(Recorded data)
- - - -

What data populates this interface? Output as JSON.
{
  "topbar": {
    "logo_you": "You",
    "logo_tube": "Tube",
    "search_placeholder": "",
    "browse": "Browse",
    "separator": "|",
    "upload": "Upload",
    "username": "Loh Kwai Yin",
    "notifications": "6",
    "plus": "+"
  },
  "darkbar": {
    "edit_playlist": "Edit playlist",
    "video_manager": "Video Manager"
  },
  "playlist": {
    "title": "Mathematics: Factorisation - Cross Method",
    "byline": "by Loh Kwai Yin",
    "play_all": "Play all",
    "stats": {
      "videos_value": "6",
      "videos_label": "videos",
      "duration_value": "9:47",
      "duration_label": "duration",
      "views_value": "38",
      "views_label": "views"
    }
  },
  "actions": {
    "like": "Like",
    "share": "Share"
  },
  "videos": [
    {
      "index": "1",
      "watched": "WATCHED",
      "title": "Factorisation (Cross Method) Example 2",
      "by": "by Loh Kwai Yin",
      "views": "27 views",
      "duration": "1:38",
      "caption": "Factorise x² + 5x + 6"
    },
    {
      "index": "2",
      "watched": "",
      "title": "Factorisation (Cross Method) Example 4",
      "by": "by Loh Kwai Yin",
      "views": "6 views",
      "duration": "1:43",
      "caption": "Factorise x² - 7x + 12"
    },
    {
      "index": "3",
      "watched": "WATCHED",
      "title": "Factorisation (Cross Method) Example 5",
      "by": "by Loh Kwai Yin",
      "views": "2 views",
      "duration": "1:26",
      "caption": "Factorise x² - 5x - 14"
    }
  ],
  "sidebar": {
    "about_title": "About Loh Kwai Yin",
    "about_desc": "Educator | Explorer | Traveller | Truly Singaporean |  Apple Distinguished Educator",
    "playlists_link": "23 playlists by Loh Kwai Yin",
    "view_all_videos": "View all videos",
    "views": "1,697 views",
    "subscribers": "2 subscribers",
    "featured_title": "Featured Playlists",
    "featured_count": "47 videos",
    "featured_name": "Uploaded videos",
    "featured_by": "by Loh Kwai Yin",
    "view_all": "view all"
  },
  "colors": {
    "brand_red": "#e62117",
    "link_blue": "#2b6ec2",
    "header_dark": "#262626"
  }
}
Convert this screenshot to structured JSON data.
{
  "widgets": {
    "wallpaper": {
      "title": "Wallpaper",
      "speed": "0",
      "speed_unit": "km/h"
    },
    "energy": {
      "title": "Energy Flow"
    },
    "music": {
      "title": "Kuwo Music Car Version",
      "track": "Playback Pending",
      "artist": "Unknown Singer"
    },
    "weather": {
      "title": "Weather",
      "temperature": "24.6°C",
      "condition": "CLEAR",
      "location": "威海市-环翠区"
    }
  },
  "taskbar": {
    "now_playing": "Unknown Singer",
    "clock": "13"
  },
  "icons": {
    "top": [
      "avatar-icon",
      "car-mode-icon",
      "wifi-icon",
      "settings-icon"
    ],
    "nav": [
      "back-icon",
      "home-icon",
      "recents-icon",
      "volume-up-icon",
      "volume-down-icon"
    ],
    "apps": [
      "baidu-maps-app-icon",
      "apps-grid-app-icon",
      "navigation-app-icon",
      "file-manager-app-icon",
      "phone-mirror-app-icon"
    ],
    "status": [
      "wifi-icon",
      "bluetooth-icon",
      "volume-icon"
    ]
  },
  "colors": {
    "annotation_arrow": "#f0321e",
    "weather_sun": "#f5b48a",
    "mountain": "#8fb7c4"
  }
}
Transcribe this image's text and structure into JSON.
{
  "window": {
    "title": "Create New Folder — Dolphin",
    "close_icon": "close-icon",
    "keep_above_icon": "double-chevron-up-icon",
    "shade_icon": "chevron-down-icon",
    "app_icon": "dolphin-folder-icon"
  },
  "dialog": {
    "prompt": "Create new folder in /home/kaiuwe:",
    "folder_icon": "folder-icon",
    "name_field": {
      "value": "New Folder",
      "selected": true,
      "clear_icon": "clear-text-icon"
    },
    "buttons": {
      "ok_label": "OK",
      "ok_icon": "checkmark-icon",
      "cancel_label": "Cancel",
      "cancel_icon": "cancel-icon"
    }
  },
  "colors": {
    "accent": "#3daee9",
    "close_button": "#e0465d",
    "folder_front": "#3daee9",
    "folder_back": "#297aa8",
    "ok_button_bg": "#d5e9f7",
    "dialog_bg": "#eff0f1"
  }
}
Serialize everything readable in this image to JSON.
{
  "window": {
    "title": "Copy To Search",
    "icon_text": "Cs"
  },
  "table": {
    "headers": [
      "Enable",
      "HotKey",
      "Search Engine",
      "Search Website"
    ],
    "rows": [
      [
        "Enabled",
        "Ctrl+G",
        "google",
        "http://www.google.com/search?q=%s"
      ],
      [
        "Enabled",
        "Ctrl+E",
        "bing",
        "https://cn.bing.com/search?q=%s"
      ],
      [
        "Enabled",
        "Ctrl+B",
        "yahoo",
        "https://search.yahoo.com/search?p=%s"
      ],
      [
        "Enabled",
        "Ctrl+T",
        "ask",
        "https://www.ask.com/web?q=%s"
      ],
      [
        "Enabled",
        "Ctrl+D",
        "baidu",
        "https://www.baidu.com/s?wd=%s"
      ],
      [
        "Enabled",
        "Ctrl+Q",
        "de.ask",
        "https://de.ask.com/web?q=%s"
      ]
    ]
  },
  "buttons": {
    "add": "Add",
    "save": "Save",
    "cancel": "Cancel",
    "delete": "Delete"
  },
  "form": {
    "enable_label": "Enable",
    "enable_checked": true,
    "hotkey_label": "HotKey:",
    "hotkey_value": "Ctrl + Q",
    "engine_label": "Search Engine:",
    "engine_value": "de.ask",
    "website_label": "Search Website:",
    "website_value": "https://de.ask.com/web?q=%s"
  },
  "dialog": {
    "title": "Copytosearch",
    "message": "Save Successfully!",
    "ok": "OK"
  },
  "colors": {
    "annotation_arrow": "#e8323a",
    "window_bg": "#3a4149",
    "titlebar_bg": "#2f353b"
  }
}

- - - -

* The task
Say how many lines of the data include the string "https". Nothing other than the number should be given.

* Exercise result
6